**Task directions:** Copy, from the data below, each line that has the word "kind".

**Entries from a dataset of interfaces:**
■ ■ ■ ■ ■

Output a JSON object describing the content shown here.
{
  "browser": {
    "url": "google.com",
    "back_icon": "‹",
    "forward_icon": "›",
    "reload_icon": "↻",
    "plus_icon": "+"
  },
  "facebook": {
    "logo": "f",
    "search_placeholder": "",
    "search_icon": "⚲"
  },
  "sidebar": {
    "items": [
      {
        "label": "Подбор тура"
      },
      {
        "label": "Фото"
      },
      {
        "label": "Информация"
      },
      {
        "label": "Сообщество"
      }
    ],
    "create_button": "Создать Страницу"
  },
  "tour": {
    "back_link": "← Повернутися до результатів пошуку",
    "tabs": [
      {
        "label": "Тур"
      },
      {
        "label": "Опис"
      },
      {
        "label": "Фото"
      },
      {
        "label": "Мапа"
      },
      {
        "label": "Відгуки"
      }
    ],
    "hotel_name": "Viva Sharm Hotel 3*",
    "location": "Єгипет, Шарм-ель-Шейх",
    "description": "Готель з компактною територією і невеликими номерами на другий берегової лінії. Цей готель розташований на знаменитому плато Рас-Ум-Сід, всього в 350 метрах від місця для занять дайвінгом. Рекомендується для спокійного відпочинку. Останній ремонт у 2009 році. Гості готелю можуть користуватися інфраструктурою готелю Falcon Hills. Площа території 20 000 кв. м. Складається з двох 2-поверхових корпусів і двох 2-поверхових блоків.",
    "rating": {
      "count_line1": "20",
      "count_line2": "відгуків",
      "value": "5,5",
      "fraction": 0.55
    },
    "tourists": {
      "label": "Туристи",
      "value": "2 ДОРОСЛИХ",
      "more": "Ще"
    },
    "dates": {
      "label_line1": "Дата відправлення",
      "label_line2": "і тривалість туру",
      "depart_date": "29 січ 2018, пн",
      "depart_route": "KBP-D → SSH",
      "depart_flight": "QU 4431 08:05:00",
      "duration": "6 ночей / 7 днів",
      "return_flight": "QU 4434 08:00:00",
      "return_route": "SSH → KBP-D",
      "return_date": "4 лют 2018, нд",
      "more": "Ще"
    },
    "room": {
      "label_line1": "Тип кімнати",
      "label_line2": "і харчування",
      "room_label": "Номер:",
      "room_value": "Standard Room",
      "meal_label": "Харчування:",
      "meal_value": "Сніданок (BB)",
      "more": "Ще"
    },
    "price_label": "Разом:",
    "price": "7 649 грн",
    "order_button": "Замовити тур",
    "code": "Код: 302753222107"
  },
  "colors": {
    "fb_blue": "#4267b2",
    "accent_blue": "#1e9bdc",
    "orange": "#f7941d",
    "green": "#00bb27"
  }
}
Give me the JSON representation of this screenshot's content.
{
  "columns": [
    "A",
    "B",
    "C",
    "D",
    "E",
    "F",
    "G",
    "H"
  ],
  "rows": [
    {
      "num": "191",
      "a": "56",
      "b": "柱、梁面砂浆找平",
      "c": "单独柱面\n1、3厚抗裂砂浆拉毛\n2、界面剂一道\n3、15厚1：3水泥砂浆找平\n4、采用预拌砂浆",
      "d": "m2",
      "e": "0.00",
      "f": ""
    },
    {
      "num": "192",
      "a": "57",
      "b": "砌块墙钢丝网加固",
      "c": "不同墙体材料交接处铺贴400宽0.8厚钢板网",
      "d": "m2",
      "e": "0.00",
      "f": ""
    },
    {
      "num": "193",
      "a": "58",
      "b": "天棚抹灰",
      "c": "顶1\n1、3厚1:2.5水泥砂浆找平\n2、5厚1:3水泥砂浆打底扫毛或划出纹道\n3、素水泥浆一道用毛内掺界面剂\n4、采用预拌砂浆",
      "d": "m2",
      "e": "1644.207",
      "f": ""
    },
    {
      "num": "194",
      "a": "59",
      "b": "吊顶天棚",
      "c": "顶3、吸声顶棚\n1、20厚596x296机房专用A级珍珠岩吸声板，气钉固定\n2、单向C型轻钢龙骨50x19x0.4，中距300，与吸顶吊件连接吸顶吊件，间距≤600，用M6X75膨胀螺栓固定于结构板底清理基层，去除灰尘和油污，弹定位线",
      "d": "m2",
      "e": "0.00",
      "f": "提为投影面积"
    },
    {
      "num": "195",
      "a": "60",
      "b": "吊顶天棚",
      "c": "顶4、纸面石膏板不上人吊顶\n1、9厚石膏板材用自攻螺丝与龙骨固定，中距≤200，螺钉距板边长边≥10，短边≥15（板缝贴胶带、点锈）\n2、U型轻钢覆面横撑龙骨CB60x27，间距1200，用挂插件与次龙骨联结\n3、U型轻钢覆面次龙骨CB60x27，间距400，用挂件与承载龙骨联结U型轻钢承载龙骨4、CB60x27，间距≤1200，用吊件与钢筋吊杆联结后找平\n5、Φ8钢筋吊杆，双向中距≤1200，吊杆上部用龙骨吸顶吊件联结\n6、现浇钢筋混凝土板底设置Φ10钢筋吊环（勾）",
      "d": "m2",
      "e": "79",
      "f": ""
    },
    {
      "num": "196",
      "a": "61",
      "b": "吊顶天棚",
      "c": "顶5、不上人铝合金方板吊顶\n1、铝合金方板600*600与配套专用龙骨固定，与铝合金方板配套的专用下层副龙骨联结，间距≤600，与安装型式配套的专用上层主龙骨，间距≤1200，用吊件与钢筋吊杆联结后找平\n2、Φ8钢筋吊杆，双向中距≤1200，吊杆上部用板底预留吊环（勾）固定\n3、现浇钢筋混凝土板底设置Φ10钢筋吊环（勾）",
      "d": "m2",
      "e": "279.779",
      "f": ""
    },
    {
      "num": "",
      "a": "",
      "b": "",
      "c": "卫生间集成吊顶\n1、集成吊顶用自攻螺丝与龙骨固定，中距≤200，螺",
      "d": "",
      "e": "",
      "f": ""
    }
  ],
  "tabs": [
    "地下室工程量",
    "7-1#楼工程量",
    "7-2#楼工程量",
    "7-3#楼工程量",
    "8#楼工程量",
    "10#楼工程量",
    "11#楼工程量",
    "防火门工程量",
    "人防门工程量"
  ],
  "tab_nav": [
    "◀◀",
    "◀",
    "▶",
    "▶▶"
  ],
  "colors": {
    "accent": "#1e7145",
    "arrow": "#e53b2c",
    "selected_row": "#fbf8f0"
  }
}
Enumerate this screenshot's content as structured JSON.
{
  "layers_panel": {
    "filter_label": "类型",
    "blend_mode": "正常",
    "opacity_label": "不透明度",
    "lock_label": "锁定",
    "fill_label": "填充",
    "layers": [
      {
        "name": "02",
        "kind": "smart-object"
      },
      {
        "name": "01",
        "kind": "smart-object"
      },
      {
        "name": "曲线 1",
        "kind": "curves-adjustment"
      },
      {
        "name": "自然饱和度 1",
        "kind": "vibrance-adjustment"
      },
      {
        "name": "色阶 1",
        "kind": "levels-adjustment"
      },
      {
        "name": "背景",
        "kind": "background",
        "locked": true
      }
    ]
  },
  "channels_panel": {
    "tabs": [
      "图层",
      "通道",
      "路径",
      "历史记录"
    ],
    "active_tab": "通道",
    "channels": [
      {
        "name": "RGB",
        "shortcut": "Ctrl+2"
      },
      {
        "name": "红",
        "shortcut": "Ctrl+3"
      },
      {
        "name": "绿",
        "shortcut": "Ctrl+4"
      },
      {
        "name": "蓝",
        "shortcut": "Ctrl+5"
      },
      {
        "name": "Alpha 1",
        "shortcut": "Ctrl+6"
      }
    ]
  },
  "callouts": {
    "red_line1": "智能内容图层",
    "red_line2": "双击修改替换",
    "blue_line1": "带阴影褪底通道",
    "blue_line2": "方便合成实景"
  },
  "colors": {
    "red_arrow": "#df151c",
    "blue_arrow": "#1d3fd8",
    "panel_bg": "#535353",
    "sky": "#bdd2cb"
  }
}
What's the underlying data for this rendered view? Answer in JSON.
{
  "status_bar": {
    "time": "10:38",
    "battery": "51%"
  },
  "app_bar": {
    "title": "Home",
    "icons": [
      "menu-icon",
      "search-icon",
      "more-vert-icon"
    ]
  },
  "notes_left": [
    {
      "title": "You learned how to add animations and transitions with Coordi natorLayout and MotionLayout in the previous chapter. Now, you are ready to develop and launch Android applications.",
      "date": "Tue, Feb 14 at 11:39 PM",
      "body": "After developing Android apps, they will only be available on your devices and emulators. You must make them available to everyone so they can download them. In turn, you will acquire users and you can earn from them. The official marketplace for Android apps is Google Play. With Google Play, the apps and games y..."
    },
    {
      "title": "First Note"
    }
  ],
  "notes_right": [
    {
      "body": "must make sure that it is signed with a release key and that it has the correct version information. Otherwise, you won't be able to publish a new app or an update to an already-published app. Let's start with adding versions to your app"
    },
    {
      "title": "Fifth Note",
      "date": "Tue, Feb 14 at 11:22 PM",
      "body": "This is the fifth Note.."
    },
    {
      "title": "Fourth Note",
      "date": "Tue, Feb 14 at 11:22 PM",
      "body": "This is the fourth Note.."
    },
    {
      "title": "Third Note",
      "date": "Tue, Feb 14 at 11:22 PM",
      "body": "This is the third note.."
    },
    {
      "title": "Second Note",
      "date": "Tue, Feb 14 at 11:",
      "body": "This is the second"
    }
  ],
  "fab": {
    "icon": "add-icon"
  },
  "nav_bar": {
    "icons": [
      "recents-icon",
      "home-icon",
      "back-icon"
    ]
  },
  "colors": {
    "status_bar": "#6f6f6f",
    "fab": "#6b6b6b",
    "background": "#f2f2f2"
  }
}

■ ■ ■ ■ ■

**Result of the task:**
        "kind": "smart-object"
        "kind": "smart-object"
        "kind": "curves-adjustment"
        "kind": "vibrance-adjustment"
        "kind": "levels-adjustment"
        "kind": "background",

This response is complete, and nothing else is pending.